But unlike Adam Wainwright or Lance Lynn, pitchers who seem to have reached their peak already, Martinez has room to grow. Particularly with Reyes not available, Carlos Martinez has the highest potential among Cardinals pitchers. Michael Wacha is less likely than Martinez to sustain himself over a full season, even if he does pitch at his fairly high peak level of performance.

Even the most ardent Pecota subscriber would acknowledge that even if Mike Leake is projected as the top pitcher on the Cardinals, he has a relatively narrow range of potential outcomes—Leake is safe to be a solid pitcher, but unlikely to rise to the level of Cy Young-caliber. Martinez has that. And while the Cardinals do have a few high-upside relievers, that Zach Britton of the Baltimore Orioles could only managed a 4th place Cy Young finish with a 0.54 ERA, a perfect save conversion rate, and a lack of slam-dunk starter candidates suggests that the era of closers getting serious Cy Young consideration may be over.

MVP candidates seemingly are unlikely for the Cardinals in 2017—while ZiPS has a perfectly rosy expectation for the Cardinals in general, it is via an accumulation of good players rather than through one or two great ones. Five position players are projected for between 2 and 2.5 WAR—Matt Carpenter, Stephen Piscotty, Yadier Molina, Dexter Fowler, and Aledmys Diaz.

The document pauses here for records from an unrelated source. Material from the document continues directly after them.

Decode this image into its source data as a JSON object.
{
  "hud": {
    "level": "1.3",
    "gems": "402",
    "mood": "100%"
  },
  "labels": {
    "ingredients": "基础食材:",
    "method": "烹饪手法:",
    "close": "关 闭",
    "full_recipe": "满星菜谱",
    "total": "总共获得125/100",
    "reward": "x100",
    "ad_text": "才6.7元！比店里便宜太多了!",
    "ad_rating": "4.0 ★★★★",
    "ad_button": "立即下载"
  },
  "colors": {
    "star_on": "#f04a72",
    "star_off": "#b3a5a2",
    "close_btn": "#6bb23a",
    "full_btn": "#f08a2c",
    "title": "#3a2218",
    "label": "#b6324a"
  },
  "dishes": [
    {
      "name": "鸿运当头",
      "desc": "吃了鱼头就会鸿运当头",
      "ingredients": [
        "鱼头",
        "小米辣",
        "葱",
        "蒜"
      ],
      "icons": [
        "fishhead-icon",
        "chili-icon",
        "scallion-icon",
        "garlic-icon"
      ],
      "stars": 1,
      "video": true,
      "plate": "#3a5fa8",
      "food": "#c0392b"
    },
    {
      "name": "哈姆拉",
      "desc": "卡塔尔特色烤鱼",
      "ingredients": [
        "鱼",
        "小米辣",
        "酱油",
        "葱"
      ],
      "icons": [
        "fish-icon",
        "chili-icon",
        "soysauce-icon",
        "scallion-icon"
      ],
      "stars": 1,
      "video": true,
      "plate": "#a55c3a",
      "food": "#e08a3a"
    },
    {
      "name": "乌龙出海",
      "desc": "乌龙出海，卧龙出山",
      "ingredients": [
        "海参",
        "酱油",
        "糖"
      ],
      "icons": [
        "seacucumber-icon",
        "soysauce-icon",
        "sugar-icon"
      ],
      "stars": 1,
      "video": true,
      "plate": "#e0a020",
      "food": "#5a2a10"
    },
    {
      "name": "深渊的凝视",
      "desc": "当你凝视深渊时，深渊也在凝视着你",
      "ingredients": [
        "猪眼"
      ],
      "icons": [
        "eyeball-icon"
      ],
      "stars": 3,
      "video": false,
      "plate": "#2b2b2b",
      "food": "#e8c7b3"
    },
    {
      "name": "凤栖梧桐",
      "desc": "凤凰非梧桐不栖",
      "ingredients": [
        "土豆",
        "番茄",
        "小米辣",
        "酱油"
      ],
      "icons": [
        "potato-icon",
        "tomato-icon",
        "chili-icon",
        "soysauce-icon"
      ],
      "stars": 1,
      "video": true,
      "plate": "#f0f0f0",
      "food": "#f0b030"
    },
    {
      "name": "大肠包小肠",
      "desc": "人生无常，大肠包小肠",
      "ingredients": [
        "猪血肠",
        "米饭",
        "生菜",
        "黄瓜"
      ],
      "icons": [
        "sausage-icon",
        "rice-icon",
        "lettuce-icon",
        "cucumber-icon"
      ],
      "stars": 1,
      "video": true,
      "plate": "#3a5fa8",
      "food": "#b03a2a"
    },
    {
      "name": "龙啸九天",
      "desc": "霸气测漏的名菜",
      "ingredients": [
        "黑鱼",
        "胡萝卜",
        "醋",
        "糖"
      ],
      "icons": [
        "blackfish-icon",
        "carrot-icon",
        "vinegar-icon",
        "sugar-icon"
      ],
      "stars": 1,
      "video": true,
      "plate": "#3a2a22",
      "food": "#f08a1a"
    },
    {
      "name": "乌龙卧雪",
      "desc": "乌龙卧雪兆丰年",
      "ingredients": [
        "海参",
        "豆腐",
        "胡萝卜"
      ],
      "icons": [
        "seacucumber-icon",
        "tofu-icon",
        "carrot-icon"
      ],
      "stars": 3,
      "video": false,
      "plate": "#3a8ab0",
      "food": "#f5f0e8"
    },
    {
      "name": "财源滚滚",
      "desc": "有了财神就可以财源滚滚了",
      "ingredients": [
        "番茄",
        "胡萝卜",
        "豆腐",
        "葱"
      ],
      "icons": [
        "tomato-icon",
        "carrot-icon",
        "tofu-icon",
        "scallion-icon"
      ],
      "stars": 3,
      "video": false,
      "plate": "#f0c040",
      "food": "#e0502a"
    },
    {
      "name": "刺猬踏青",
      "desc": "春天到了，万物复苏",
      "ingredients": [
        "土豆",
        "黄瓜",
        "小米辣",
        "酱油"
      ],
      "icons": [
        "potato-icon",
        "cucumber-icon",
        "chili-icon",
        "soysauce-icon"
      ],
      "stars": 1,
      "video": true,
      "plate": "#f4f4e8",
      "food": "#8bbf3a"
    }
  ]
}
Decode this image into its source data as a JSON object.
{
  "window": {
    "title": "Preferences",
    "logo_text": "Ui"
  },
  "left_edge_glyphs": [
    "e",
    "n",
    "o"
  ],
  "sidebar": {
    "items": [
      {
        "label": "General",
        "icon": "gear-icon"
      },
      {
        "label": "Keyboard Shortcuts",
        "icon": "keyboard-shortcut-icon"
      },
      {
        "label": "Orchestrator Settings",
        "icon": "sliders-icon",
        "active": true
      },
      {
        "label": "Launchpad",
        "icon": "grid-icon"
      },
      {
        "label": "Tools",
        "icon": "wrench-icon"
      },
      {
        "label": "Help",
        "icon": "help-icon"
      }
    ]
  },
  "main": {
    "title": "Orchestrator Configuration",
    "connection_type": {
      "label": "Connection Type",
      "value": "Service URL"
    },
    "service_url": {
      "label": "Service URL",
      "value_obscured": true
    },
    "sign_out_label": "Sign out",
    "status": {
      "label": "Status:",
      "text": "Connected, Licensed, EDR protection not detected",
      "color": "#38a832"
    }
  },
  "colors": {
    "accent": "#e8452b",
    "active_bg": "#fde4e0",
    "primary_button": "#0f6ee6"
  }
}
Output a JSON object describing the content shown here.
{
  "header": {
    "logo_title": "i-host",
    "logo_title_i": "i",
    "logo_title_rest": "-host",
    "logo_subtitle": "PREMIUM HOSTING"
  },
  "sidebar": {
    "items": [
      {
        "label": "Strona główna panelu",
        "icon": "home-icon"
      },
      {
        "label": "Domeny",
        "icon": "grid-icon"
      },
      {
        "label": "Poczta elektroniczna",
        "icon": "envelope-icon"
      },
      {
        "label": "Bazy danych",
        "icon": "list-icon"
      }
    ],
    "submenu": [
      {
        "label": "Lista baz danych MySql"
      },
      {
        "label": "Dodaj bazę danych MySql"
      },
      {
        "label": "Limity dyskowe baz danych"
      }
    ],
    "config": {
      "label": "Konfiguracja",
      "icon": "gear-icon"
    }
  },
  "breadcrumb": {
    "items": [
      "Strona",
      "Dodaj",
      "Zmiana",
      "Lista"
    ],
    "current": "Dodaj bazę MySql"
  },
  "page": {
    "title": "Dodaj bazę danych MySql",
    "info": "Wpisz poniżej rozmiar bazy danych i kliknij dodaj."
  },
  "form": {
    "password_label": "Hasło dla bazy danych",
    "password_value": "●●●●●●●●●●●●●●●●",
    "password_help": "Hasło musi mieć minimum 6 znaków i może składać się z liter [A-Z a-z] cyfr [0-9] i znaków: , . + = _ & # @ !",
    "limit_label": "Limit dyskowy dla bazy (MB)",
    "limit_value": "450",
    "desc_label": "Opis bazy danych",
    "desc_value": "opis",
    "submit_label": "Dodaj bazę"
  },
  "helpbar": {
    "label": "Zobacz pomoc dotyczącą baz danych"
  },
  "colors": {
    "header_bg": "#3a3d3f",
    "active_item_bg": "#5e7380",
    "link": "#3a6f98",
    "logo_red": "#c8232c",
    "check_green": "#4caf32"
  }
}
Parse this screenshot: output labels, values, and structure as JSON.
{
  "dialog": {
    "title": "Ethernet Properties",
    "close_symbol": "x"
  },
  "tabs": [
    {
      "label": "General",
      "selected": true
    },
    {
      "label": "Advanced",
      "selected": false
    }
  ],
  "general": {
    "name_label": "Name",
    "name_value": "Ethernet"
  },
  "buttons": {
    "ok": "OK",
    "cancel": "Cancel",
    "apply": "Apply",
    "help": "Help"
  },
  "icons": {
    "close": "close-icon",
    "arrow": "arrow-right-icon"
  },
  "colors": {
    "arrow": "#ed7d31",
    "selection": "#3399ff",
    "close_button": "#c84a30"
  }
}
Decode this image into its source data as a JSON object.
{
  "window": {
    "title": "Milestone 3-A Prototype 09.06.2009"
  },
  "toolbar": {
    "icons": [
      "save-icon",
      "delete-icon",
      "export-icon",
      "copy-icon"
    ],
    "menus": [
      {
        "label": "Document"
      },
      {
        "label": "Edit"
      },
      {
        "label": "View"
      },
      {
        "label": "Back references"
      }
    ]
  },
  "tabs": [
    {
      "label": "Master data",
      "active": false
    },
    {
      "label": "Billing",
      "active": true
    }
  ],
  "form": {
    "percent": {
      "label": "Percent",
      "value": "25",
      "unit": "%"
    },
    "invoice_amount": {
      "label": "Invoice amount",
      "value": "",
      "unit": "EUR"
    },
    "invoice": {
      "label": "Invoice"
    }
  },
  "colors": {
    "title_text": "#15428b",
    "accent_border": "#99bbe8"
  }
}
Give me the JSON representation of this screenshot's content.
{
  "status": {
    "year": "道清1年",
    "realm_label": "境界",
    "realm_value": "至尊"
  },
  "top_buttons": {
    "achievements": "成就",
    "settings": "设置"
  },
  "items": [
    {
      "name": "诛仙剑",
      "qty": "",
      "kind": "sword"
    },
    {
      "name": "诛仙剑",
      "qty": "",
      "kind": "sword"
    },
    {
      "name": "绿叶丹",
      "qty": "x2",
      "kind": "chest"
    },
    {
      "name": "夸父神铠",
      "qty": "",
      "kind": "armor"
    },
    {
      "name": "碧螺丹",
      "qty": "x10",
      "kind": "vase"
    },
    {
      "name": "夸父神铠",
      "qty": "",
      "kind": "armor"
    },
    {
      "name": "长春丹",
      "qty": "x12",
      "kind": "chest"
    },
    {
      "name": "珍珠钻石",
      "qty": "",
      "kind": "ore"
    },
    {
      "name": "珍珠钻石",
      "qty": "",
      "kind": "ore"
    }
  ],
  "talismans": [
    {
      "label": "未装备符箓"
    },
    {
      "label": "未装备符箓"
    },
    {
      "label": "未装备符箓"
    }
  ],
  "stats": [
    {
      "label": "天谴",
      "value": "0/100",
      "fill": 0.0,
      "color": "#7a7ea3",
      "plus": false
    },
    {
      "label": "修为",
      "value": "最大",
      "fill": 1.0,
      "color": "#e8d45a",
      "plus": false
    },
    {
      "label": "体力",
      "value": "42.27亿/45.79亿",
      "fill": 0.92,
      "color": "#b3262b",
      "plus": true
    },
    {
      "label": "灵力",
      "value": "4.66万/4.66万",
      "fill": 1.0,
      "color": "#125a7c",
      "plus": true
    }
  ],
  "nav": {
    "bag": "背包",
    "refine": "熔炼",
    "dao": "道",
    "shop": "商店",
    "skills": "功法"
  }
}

Any or all of these players reaching their projection could very well happen, but in the case of MVP consideration, players would need to exceed this mark—2.5 wins wouldn’t be enough for down-ballot votes, much less actual contention. Fowler seems unlikely to contend because with an eight-year sample size, he has never been a serious MVP candidate—2016 was Fowler’s best season and he did not manage a single top ten MVP vote. Even if he pieced together all of the elements he has displayed throughout his career, he probably wouldn’t earn a single first-place vote.

Matt Carpenter received some semi-serious MVP consideration in 2013, but this was carried by the fact that he was supplying decent defense at a premium position—now that Carpenter has moved from second base to third base and now to first base, he would need a level of offensive transcendence that, despite his very good offensive numbers, he has yet to reach, in order to make a serious MVP run.

Aledmys Diaz had a terrific rookie 2016, but even if we are to assume that he is completely for real (there are levels of “for real”-ness, and I would consider him being a league-average shortstop as opposed to being “the guy who couldn’t beat out Ruben Tejada for a roster spot last Spring” him being “for real”, but this level means “2016 was what he will be going forward), he is still far behind Corey Seager.

Stephen Piscotty is young enough and developing in such an unexpected way—that he has displayed moderate power in the big leagues was not expected—that I’m not ready to count out anything for his future. But if somebody is to make an MVP run for the Cardinals in 2017, my pick would be Yadier Molina.

While he probably won’t maintain his 150 wRC+ from the second half of 2016, his marked improvement at the plate, coupled with his sterling reputation for leadership and defense (his declining metrics behind the plate aside), could give him a bump. After all, when Molina tied Braun and Hendricks in MVP voting last season, he was drawing with two players with fairly substantial WAR advantages (by bWAR: Braun had 4.4, Hendricks had 5.0, Molina had 2.9). No player on the Cardinals matches Molina’s ability to exceed his player value metrics in awards voting.

Molina probably isn’t going to win MVP.

Or even come close, really. And at the end of the day, this doesn’t matter too much for his team’s success or lack thereof. If I had to rank the candidates for the big three awards from most to least likely to win, I’d take Martinez, then Weaver (Rookie of the Year is somewhat wide open, and I could see the argument for Weaver in first), then Molina. But all are long shots. But few, if any, had Rick Porcello on their radar heading into 2016 for AL Cy Young. Max Scherzer was a candidate in the NL, but he was not the candidate. Weird things happen, and perhaps they will happen again. I just wouldn’t hold out too much hope.